had gathered during the wedding festivities, and children were among the dead and wounded.
The anti-Taliban guard organisation that was the likely target was initially encouraged by the American Special Operations Forces in the conflict-ridden nation.
The commander of the group, Mohammed Nabi Kako, said the village defense force is homegrown and home-financed, the New York Times said.
While the Americans supported the efforts initially, they never followed up with any assistance or ammunition.
"The Americans, they promised me that 'if you find the men, we will provide weapons and everything you need, vehicles, ammunition, radio,' then nothing happened," Kako was quoted as saying by the Times.
"When I asked why, they said, 'You should go to your government and your government will support you'".
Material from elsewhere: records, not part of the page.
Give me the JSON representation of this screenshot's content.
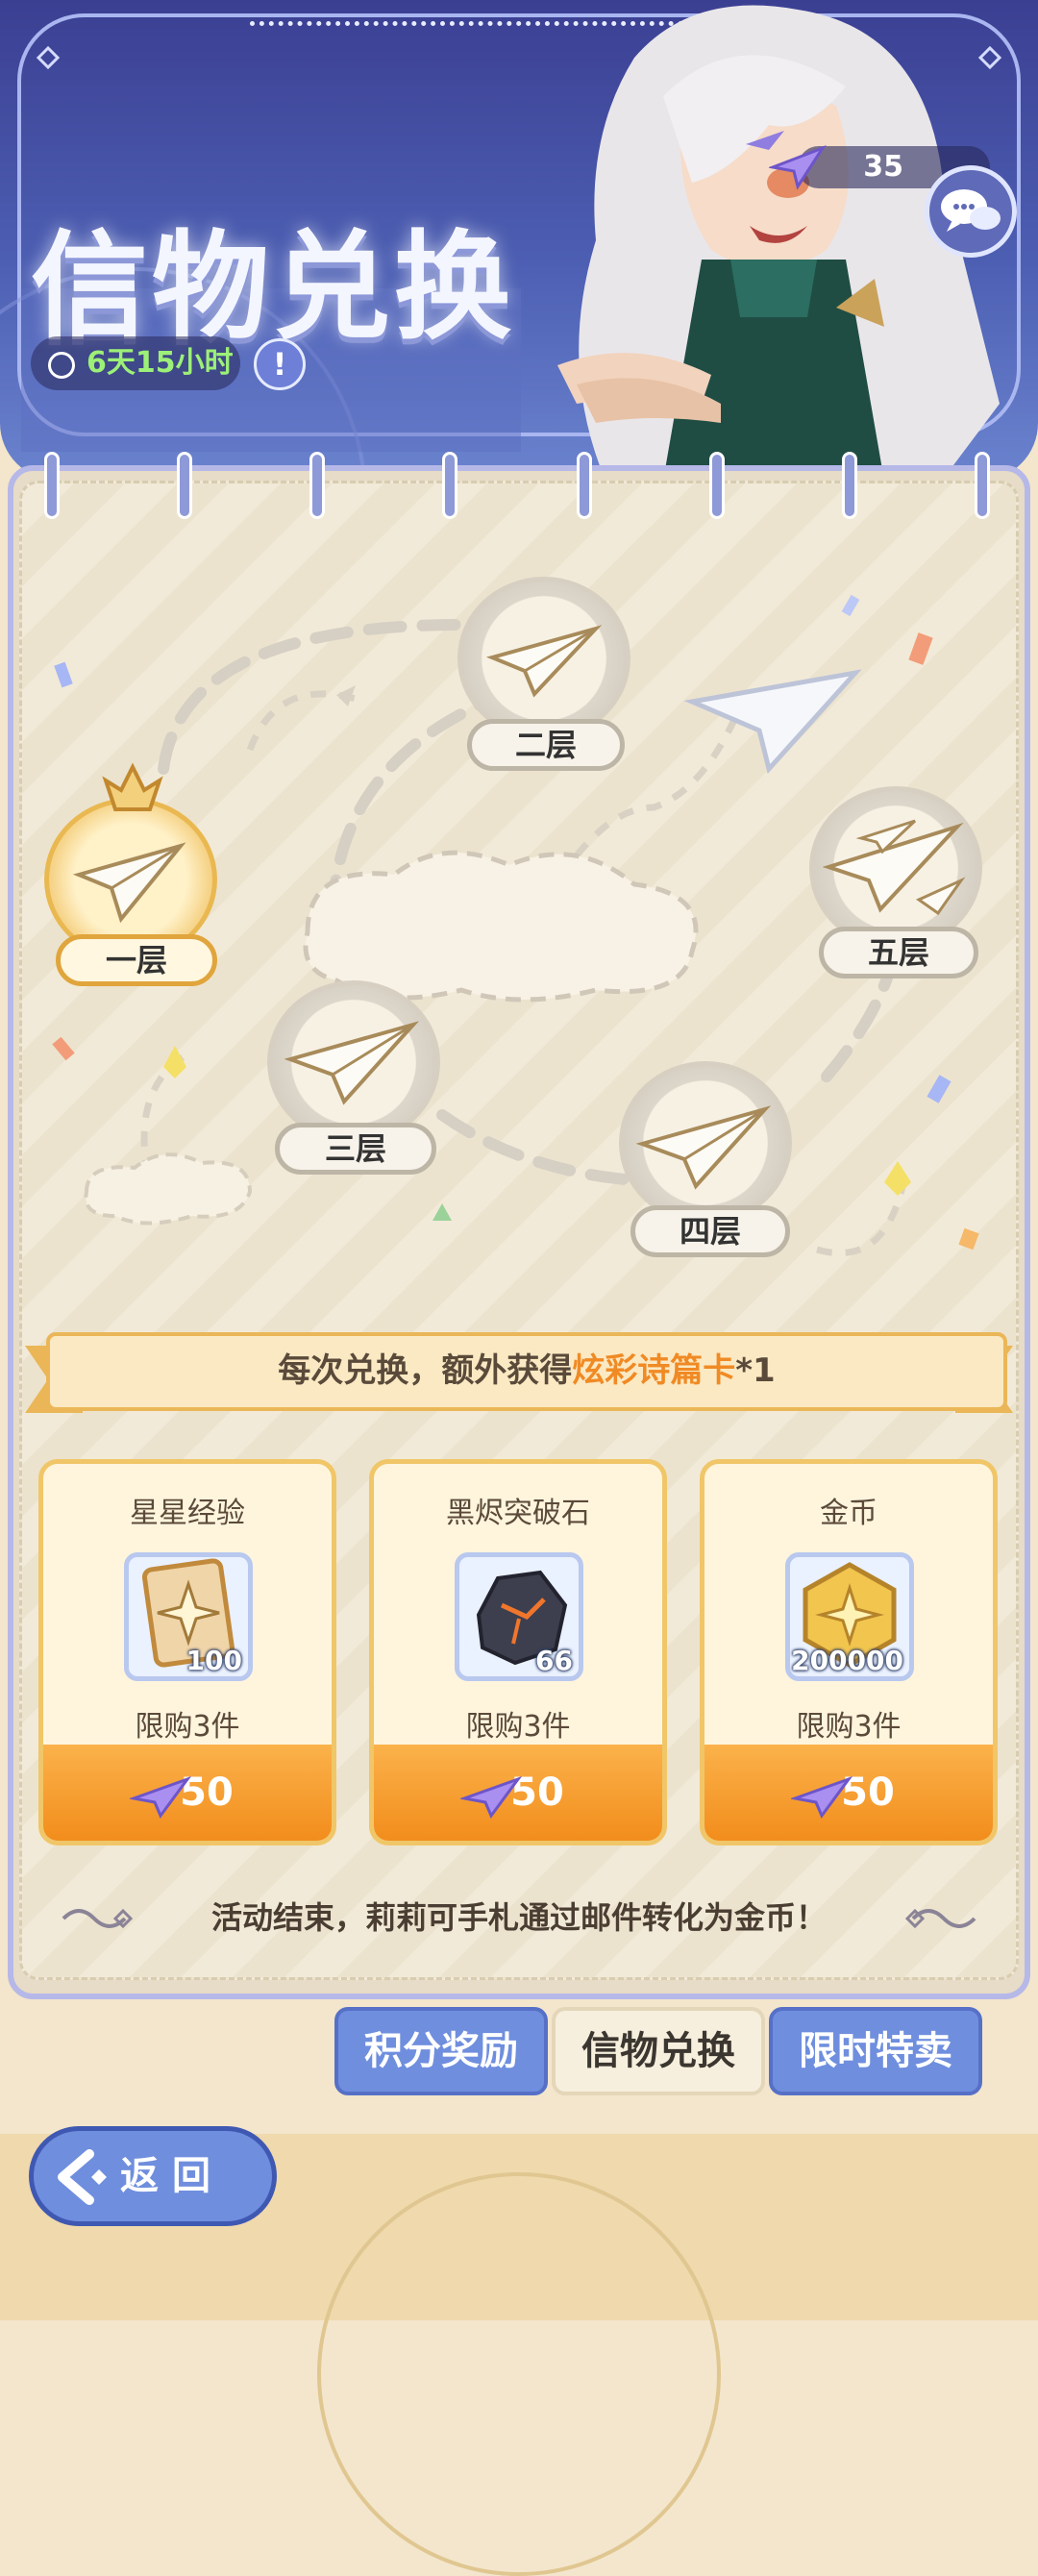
{
  "header": {
    "title": "信物兑换",
    "timer": "6天15小时",
    "currency_count": "35"
  },
  "map": {
    "floors": [
      {
        "label": "一层",
        "active": true
      },
      {
        "label": "二层",
        "active": false
      },
      {
        "label": "三层",
        "active": false
      },
      {
        "label": "四层",
        "active": false
      },
      {
        "label": "五层",
        "active": false
      }
    ]
  },
  "ribbon": {
    "prefix": "每次兑换，额外获得",
    "highlight": "炫彩诗篇卡",
    "suffix": "*1"
  },
  "shop": {
    "items": [
      {
        "name": "星星经验",
        "count": "100",
        "limit": "限购3件",
        "price": "50",
        "icon": "star-card-icon"
      },
      {
        "name": "黑烬突破石",
        "count": "66",
        "limit": "限购3件",
        "price": "50",
        "icon": "black-stone-icon"
      },
      {
        "name": "金币",
        "count": "200000",
        "limit": "限购3件",
        "price": "50",
        "icon": "gold-coin-icon"
      }
    ]
  },
  "notice": "活动结束，莉莉可手札通过邮件转化为金币！",
  "tabs": [
    {
      "label": "积分奖励",
      "active": false
    },
    {
      "label": "信物兑换",
      "active": true
    },
    {
      "label": "限时特卖",
      "active": false
    }
  ],
  "back_button": {
    "label": "返回"
  },
  "colors": {
    "accent_orange": "#f28d1c",
    "accent_blue": "#6f8ede",
    "timer_green": "#9df077",
    "highlight_text": "#f08a24"
  }
}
Twelve out of the 17 men from the anti-Taliban group who were attending the wedding were killed.
Kako, however, expressed confidence about his operation.
"We will work harder against the Taliban in the future... Our morale is high, and our people's morale is even higher," he said.
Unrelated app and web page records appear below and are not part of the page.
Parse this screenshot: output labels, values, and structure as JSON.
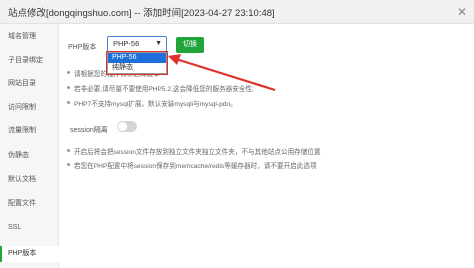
{
  "window": {
    "title": "站点修改[dongqingshuo.com] -- 添加时间[2023-04-27 23:10:48]",
    "close_icon": "close-icon"
  },
  "sidebar": {
    "items": [
      {
        "label": "域名管理"
      },
      {
        "label": "子目录绑定"
      },
      {
        "label": "网站目录"
      },
      {
        "label": "访问限制"
      },
      {
        "label": "流量限制"
      },
      {
        "label": "伪静态"
      },
      {
        "label": "默认文档"
      },
      {
        "label": "配置文件"
      },
      {
        "label": "SSL"
      },
      {
        "label": "PHP版本"
      }
    ],
    "active_index": 9
  },
  "php": {
    "label": "PHP版本",
    "selected": "PHP-56",
    "options": [
      "PHP-56",
      "纯静态"
    ],
    "switch_button": "切换"
  },
  "notes_php": [
    "请根据您的程序需求选择版本",
    "若非必要,请尽量不要使用PHP5.2,这会降低您的服务器安全性;",
    "PHP7不支持mysql扩展，默认安装mysqli与mysql-pdo。"
  ],
  "session": {
    "label": "session隔离",
    "enabled": false
  },
  "notes_session": [
    "开启后将会把session文件存放到独立文件夹独立文件夹，不与其他站点公用存储位置",
    "若您在PHP配置中将session保存到memcache/redis等缓存器时，请不要开启此选项"
  ],
  "colors": {
    "accent_green": "#20a53a",
    "highlight_red": "#e0302a",
    "select_blue": "#1e6fd9"
  }
}
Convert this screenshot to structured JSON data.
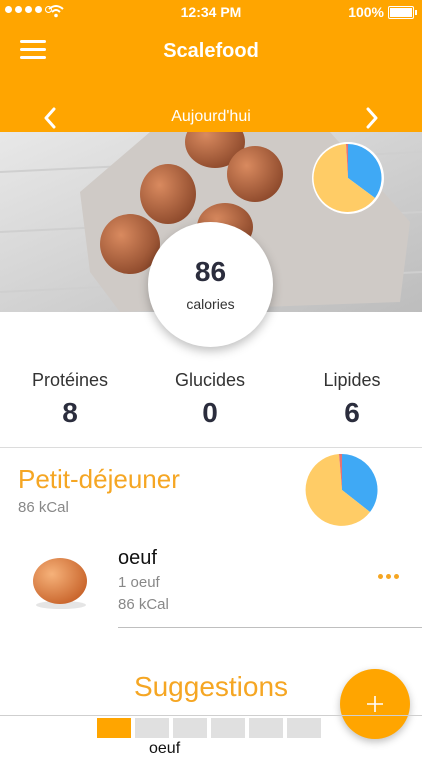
{
  "status_bar": {
    "time": "12:34 PM",
    "battery": "100%"
  },
  "header": {
    "title": "Scalefood",
    "date_label": "Aujourd'hui"
  },
  "summary": {
    "calories_value": "86",
    "calories_label": "calories"
  },
  "macros": [
    {
      "label": "Protéines",
      "value": "8"
    },
    {
      "label": "Glucides",
      "value": "0"
    },
    {
      "label": "Lipides",
      "value": "6"
    }
  ],
  "meal": {
    "title": "Petit-déjeuner",
    "kcal": "86 kCal",
    "items": [
      {
        "name": "oeuf",
        "quantity": "1 oeuf",
        "kcal": "86 kCal"
      }
    ]
  },
  "suggestions": {
    "title": "Suggestions",
    "preview_text": "oeuf"
  },
  "colors": {
    "accent": "#FFA500",
    "title_orange": "#F5A623",
    "pie_blue": "#3FA9F5",
    "pie_yellow": "#FFCC66",
    "pie_red": "#E57373"
  },
  "pagination": {
    "pages": 6,
    "active": 0
  }
}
Col Edward T Nye, a spokesman for Special Operations forces in Afghanistan, did not comment on the commander's remarks, according to the newspaper.
"This is not going to dissuade us or drive us away, and I'm sure we're going to continue to support the people of the area and side with them," he said.
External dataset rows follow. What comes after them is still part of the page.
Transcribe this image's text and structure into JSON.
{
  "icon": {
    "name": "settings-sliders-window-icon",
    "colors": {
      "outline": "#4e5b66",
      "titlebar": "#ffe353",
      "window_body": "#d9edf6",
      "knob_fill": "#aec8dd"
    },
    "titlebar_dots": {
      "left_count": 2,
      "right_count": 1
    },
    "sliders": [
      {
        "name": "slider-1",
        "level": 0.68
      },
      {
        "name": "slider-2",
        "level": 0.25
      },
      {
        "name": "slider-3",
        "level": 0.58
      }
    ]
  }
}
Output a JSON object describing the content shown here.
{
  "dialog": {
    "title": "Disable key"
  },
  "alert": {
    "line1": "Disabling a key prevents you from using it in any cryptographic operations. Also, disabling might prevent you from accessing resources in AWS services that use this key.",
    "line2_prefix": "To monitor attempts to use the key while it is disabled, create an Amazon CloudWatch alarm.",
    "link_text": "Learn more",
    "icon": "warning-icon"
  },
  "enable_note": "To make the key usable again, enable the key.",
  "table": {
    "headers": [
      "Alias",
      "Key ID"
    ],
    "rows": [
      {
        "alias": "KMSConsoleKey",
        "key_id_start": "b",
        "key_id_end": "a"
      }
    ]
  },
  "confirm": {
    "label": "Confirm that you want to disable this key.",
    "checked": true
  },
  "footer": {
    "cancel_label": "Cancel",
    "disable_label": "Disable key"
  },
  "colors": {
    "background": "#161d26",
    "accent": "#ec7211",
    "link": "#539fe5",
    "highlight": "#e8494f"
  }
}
The Karzai government has also not supported these groups because it might lead to the creation of power bases outside the capital.
"The local militia were quite effective and helpful and were supported by the civilian population; they were not letting Taliban come to their area," said Haji Shah Aka, an elder from Nagahan, according to the report.
The attack against civilians, which also injured 87 people, has been severely condemned.
"I am shocked and deeply saddened at the loss of life and large number of those injured last night in Nagahan village, Arghandab in Kandahar," Staffan de Mistura, the top UN official in Afghanistan said.